* _TASK INSTRUCTIONS_:
Every line below that mentions the word "name" should be copied out.

* _Data about app and page elements_:
=== Begin Enclosure ===

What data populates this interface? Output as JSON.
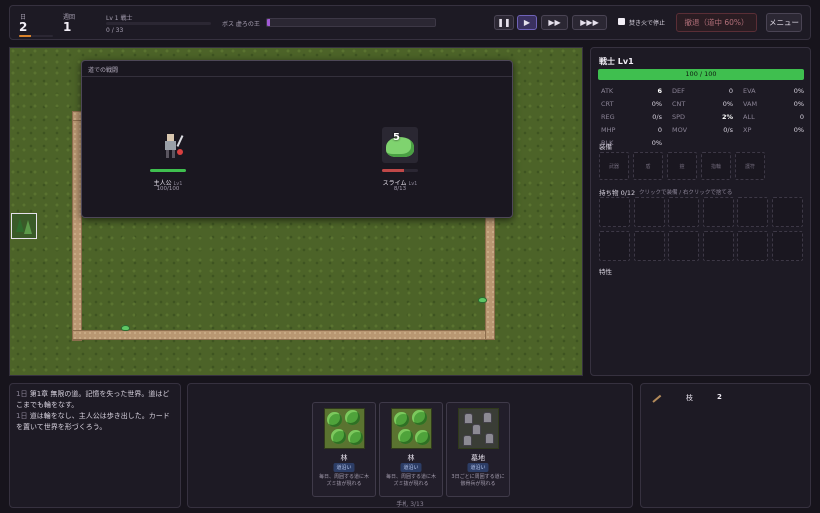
{
  "topbar": {
    "day_label": "日",
    "day_value": "2",
    "day_progress": 0.35,
    "loop_label": "週回",
    "loop_value": "1",
    "level_label": "Lv 1 戦士",
    "xp_text": "0 / 33",
    "boss_label": "ボス 虚ろの王",
    "boss_progress": 0.01,
    "stop_at_campfire_label": "焚き火で停止",
    "retreat_label": "撤退（道中 60%）",
    "menu_label": "メニュー",
    "speed_buttons": [
      "pause",
      "play",
      "fast",
      "fastest"
    ]
  },
  "battle": {
    "title": "道での戦闘",
    "hero": {
      "name": "主人公",
      "level": "Lv1",
      "hp_text": "100/100",
      "hp_fraction": 1.0
    },
    "enemy": {
      "name": "スライム",
      "level": "Lv1",
      "hp_text": "8/13",
      "hp_fraction": 0.62,
      "damage_popup": "5"
    }
  },
  "hero_panel": {
    "title": "戦士 Lv1",
    "hp_text": "100 / 100",
    "hp_fraction": 1.0,
    "stats": [
      {
        "k": "ATK",
        "v": "6",
        "hl": true
      },
      {
        "k": "DEF",
        "v": "0"
      },
      {
        "k": "EVA",
        "v": "0%"
      },
      {
        "k": "CRT",
        "v": "0%"
      },
      {
        "k": "CNT",
        "v": "0%"
      },
      {
        "k": "VAM",
        "v": "0%"
      },
      {
        "k": "REG",
        "v": "0/s"
      },
      {
        "k": "SPD",
        "v": "2%",
        "hl": true
      },
      {
        "k": "ALL",
        "v": "0"
      },
      {
        "k": "MHP",
        "v": "0"
      },
      {
        "k": "MOV",
        "v": "0/s"
      },
      {
        "k": "XP",
        "v": "0%"
      },
      {
        "k": "BLK",
        "v": "0%"
      }
    ],
    "equipment_label": "装備",
    "equipment_slots": [
      "武器",
      "盾",
      "鎧",
      "指輪",
      "護符"
    ],
    "inventory_label": "持ち物 0/12",
    "inventory_hint": "クリックで装備 / 右クリックで捨てる",
    "traits_label": "特性"
  },
  "log": {
    "lines": [
      {
        "day": "1日",
        "text": "第1章 無限の道。記憶を失った世界。道はどこまでも輪をなす。"
      },
      {
        "day": "1日",
        "text": "道は輪をなし、主人公は歩き出した。カードを置いて世界を形づくろう。"
      }
    ]
  },
  "hand": {
    "cards": [
      {
        "name": "林",
        "tag": "道沿い",
        "desc": "毎日、周囲する道に木ズミ抜が現れる",
        "art": "forest"
      },
      {
        "name": "林",
        "tag": "道沿い",
        "desc": "毎日、周囲する道に木ズミ抜が現れる",
        "art": "forest"
      },
      {
        "name": "墓地",
        "tag": "道沿い",
        "desc": "3日ごとに周囲する道に骸骨兵が現れる",
        "art": "cemetery"
      }
    ],
    "count_text": "手札 3/13"
  },
  "resources": {
    "items": [
      {
        "icon": "branch-icon",
        "name": "枝",
        "value": "2"
      }
    ]
  },
  "colors": {
    "hp_green": "#3fbf4f",
    "enemy_red": "#c04848",
    "boss_purple": "#a25ad6",
    "day_orange": "#d9822b"
  }
}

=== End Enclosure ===

* _ANSWER_:
      "name": "主人公",
      "name": "スライム",
        "name": "林",
        "name": "林",
        "name": "墓地",
        "name": "枝",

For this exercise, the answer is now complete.